Let’s face it — this may be a gender issue. Brainy women are probably more sensitive to literary deal breakers than are brainy men. (Rare is the guy who’d throw a pretty girl out of bed for revealing her imperfect taste in books.)
Still, to some reading men, literary taste does matter. “I’ve broken up with girls saying, ‘She doesn’t read, we had nothing to talk about,’” said Christian Lorentzen, an editor at Harper’s.

James Collins, whose new novel, “Beginner’s Greek,” is about a man who falls for a woman he sees reading “The Magic Mountain” on a plane, recalled that after college, he was “infatuated” with a woman who had a copy of “The Unbearable Lightness of Being” on her bedside table. “I basically knew nothing about Kundera, but I remember thinking, ‘Uh-oh; trendy, bogus metaphysics, sex involving a bowler hat,’ and I never did think about the person the same way (and nothing ever happened),” he wrote in an e-mail message.

Naming a favorite book or author can be fraught. Go too low, and you risk looking dumb. Go too high, and you risk looking like a bore — or a phony.

But how much of all this agonizing is really about the books? Often, divergent literary taste is a shorthand for other problems or defenses. “I had a boyfriend I was crazy about, and it didn’t work out,” Nora Ephron said. “Twenty-five years later he accused me of not having laughed while reading ‘Candy’ by Terry Southern.
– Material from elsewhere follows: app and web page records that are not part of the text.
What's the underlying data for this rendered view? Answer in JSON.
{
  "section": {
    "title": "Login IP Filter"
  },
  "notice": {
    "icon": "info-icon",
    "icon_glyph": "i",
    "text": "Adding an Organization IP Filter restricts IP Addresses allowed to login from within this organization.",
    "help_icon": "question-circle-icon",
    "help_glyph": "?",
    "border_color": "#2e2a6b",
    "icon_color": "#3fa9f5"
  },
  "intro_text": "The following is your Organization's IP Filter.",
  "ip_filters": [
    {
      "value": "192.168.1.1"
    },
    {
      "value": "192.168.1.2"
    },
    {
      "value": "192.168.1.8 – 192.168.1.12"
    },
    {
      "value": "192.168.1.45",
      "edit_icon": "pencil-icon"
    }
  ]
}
Some people just prefer to compartmentalize. Ariel Levy says that when she wants to talk about books, she goes to her book group. Compatibility in reading taste is a “luxury” and kind of irrelevant.

Marco Roth, an editor at the magazine n+1, said: “I think sometimes it’s better if books are just books. It’s part of the romantic tragedy of our age that our partners must be seen as compatible on every level.” Besides, he added, “sometimes people can end up liking the same things for vastly different reasons, and they build up these whole private fantasy lives around the meaning of these supposedly shared books, only to discover, too late, that the other person had a different fantasy completely.”

Excerpted from The New York Time Sunday Book Review article by Rachel Donadio, March 30, 2008.

Canada’s Melancholy Bard

Poet, musician, novelist, ladies’ man, monk, actor… Leonard Norman Cohen, one of Canada’s most influential cultural icons was born on Sept. 21, 1934 in Montreal. Whether from a mountaintop at a Buddhist retreat in California, on the Greek island of Hydra or strolling along the streets of his beloved ville d’amour, the melancholy bard of popular music has delighted fans worldwide with his poetry, novels and music.

Leonard CohenLeonard Cohen’s towering songbook fits no category save its own, but they finally found a house big enough to hold him. Cohen’s overdue induction into the Rock and Roll Hall of Fame came during Monday night’s ceremony at the Waldorf-Astoria Hotel in New York.

Between the inductions of Madonna, John Mellencamp, the Ventures, Gamble & Huff and Little Walter, Lou Reed took the podium to offer a generous tribute to his fellow rock poet.

Reed mentioned William S. Burroughs and Cohen as contemporaries, citing Naked Lunch and Beautiful Losers, and saying “one of them got more attention. I was always surprised by that.” Reed then quoted lavishly from the Cohen oeuvre from typewritten remarks, from First We Take Manhattan, Hey That’s No Way to Say Goodbye, Anthem and Cohen’s latest work Book of Longing. It was, appropriately, a most writerly induction for Montreal’s greatest living artist.

Cohen pronounced the induction “such and unlikely event” and “not a distinction I coveted,” while joking that music critic Jon Landau once said “I have seen the future of rock ‘n’ roll, and he is not Leonard Cohen.” Then came the perfect recital of Tower of Song before Damien Rice serenaded the hall with Hallelujah.

The evening was doubly celebratory for Montrealers as it was accompanied by the announcement of Cohen’s first live dates in Montreal in 15 years, with three shows at Place des Arts – June 23, 24 and 25 – as part of this year’s Montreal International Jazz Festival. There is also talk of an album.

Details at Montreal Gazette

CBC Digital Archives

Leonard Cohen website